TASK BRIEF
Set down a faithful copy of every record below, with no images.

_ _ _ _ _ _ _

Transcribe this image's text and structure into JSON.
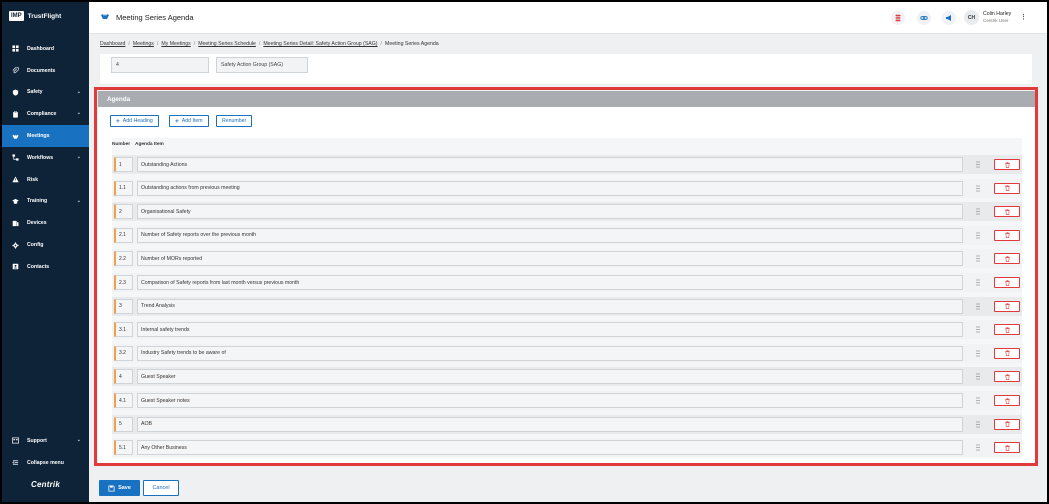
{
  "app": {
    "logo_badge": "IMP",
    "logo_text": "TrustFlight",
    "brand": "Centrik"
  },
  "sidebar": {
    "items": [
      {
        "label": "Dashboard",
        "icon": "dashboard-icon",
        "chevron": false,
        "active": false
      },
      {
        "label": "Documents",
        "icon": "paperclip-icon",
        "chevron": false,
        "active": false
      },
      {
        "label": "Safety",
        "icon": "shield-icon",
        "chevron": true,
        "active": false
      },
      {
        "label": "Compliance",
        "icon": "clipboard-icon",
        "chevron": true,
        "active": false
      },
      {
        "label": "Meetings",
        "icon": "handshake-icon",
        "chevron": false,
        "active": true
      },
      {
        "label": "Workflows",
        "icon": "workflow-icon",
        "chevron": true,
        "active": false
      },
      {
        "label": "Risk",
        "icon": "warning-icon",
        "chevron": false,
        "active": false
      },
      {
        "label": "Training",
        "icon": "graduation-icon",
        "chevron": true,
        "active": false
      },
      {
        "label": "Devices",
        "icon": "devices-icon",
        "chevron": false,
        "active": false
      },
      {
        "label": "Config",
        "icon": "gear-icon",
        "chevron": false,
        "active": false
      },
      {
        "label": "Contacts",
        "icon": "contacts-icon",
        "chevron": false,
        "active": false
      }
    ],
    "support_label": "Support",
    "collapse_label": "Collapse menu"
  },
  "header": {
    "title": "Meeting Series Agenda",
    "user_initials": "CH",
    "user_name": "Colin Harley",
    "user_role": "Centrik User"
  },
  "breadcrumb": [
    {
      "label": "Dashboard",
      "link": true
    },
    {
      "label": "Meetings",
      "link": true
    },
    {
      "label": "My Meetings",
      "link": true
    },
    {
      "label": "Meeting Series Schedule",
      "link": true
    },
    {
      "label": "Meeting Series Detail: Safety Action Group (SAG)",
      "link": true
    },
    {
      "label": "Meeting Series Agenda",
      "link": false
    }
  ],
  "top_fields": {
    "number": "4",
    "name": "Safety Action Group (SAG)"
  },
  "agenda": {
    "title": "Agenda",
    "add_heading_label": "Add Heading",
    "add_item_label": "Add Item",
    "renumber_label": "Renumber",
    "col_number": "Number",
    "col_item": "Agenda Item",
    "rows": [
      {
        "number": "1",
        "item": "Outstanding Actions",
        "heading": true
      },
      {
        "number": "1.1",
        "item": "Outstanding actions from previous meeting",
        "heading": false
      },
      {
        "number": "2",
        "item": "Organisational Safety",
        "heading": true
      },
      {
        "number": "2.1",
        "item": "Number of Safety reports over the previous month",
        "heading": false
      },
      {
        "number": "2.2",
        "item": "Number of MORs reported",
        "heading": false
      },
      {
        "number": "2.3",
        "item": "Comparison of Safety reports from last month versus previous month",
        "heading": false
      },
      {
        "number": "3",
        "item": "Trend Analysis",
        "heading": true
      },
      {
        "number": "3.1",
        "item": "Internal safety trends",
        "heading": false
      },
      {
        "number": "3.2",
        "item": "Industry Safety trends to be aware of",
        "heading": false
      },
      {
        "number": "4",
        "item": "Guest Speaker",
        "heading": true
      },
      {
        "number": "4.1",
        "item": "Guest Speaker notes",
        "heading": false
      },
      {
        "number": "5",
        "item": "AOB",
        "heading": true
      },
      {
        "number": "5.1",
        "item": "Any Other Business",
        "heading": false
      }
    ]
  },
  "footer": {
    "save_label": "Save",
    "cancel_label": "Cancel"
  },
  "colors": {
    "sidebar_bg": "#0e2238",
    "accent": "#1971c2",
    "danger": "#e03a3a",
    "number_marker": "#f0a04b",
    "panel_header": "#a9adb1"
  }
}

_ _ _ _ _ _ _

SOLUTION BELOW
Transcribe this image's text and structure into JSON.
{
  "app": {
    "logo_badge": "IMP",
    "logo_text": "TrustFlight",
    "brand": "Centrik"
  },
  "sidebar": {
    "items": [
      {
        "label": "Dashboard",
        "icon": "dashboard-icon",
        "chevron": false,
        "active": false
      },
      {
        "label": "Documents",
        "icon": "paperclip-icon",
        "chevron": false,
        "active": false
      },
      {
        "label": "Safety",
        "icon": "shield-icon",
        "chevron": true,
        "active": false
      },
      {
        "label": "Compliance",
        "icon": "clipboard-icon",
        "chevron": true,
        "active": false
      },
      {
        "label": "Meetings",
        "icon": "handshake-icon",
        "chevron": false,
        "active": true
      },
      {
        "label": "Workflows",
        "icon": "workflow-icon",
        "chevron": true,
        "active": false
      },
      {
        "label": "Risk",
        "icon": "warning-icon",
        "chevron": false,
        "active": false
      },
      {
        "label": "Training",
        "icon": "graduation-icon",
        "chevron": true,
        "active": false
      },
      {
        "label": "Devices",
        "icon": "devices-icon",
        "chevron": false,
        "active": false
      },
      {
        "label": "Config",
        "icon": "gear-icon",
        "chevron": false,
        "active": false
      },
      {
        "label": "Contacts",
        "icon": "contacts-icon",
        "chevron": false,
        "active": false
      }
    ],
    "support_label": "Support",
    "collapse_label": "Collapse menu"
  },
  "header": {
    "title": "Meeting Series Agenda",
    "user_initials": "CH",
    "user_name": "Colin Harley",
    "user_role": "Centrik User"
  },
  "breadcrumb": [
    {
      "label": "Dashboard",
      "link": true
    },
    {
      "label": "Meetings",
      "link": true
    },
    {
      "label": "My Meetings",
      "link": true
    },
    {
      "label": "Meeting Series Schedule",
      "link": true
    },
    {
      "label": "Meeting Series Detail: Safety Action Group (SAG)",
      "link": true
    },
    {
      "label": "Meeting Series Agenda",
      "link": false
    }
  ],
  "top_fields": {
    "number": "4",
    "name": "Safety Action Group (SAG)"
  },
  "agenda": {
    "title": "Agenda",
    "add_heading_label": "Add Heading",
    "add_item_label": "Add Item",
    "renumber_label": "Renumber",
    "col_number": "Number",
    "col_item": "Agenda Item",
    "rows": [
      {
        "number": "1",
        "item": "Outstanding Actions",
        "heading": true
      },
      {
        "number": "1.1",
        "item": "Outstanding actions from previous meeting",
        "heading": false
      },
      {
        "number": "2",
        "item": "Organisational Safety",
        "heading": true
      },
      {
        "number": "2.1",
        "item": "Number of Safety reports over the previous month",
        "heading": false
      },
      {
        "number": "2.2",
        "item": "Number of MORs reported",
        "heading": false
      },
      {
        "number": "2.3",
        "item": "Comparison of Safety reports from last month versus previous month",
        "heading": false
      },
      {
        "number": "3",
        "item": "Trend Analysis",
        "heading": true
      },
      {
        "number": "3.1",
        "item": "Internal safety trends",
        "heading": false
      },
      {
        "number": "3.2",
        "item": "Industry Safety trends to be aware of",
        "heading": false
      },
      {
        "number": "4",
        "item": "Guest Speaker",
        "heading": true
      },
      {
        "number": "4.1",
        "item": "Guest Speaker notes",
        "heading": false
      },
      {
        "number": "5",
        "item": "AOB",
        "heading": true
      },
      {
        "number": "5.1",
        "item": "Any Other Business",
        "heading": false
      }
    ]
  },
  "footer": {
    "save_label": "Save",
    "cancel_label": "Cancel"
  },
  "colors": {
    "sidebar_bg": "#0e2238",
    "accent": "#1971c2",
    "danger": "#e03a3a",
    "number_marker": "#f0a04b",
    "panel_header": "#a9adb1"
  }
}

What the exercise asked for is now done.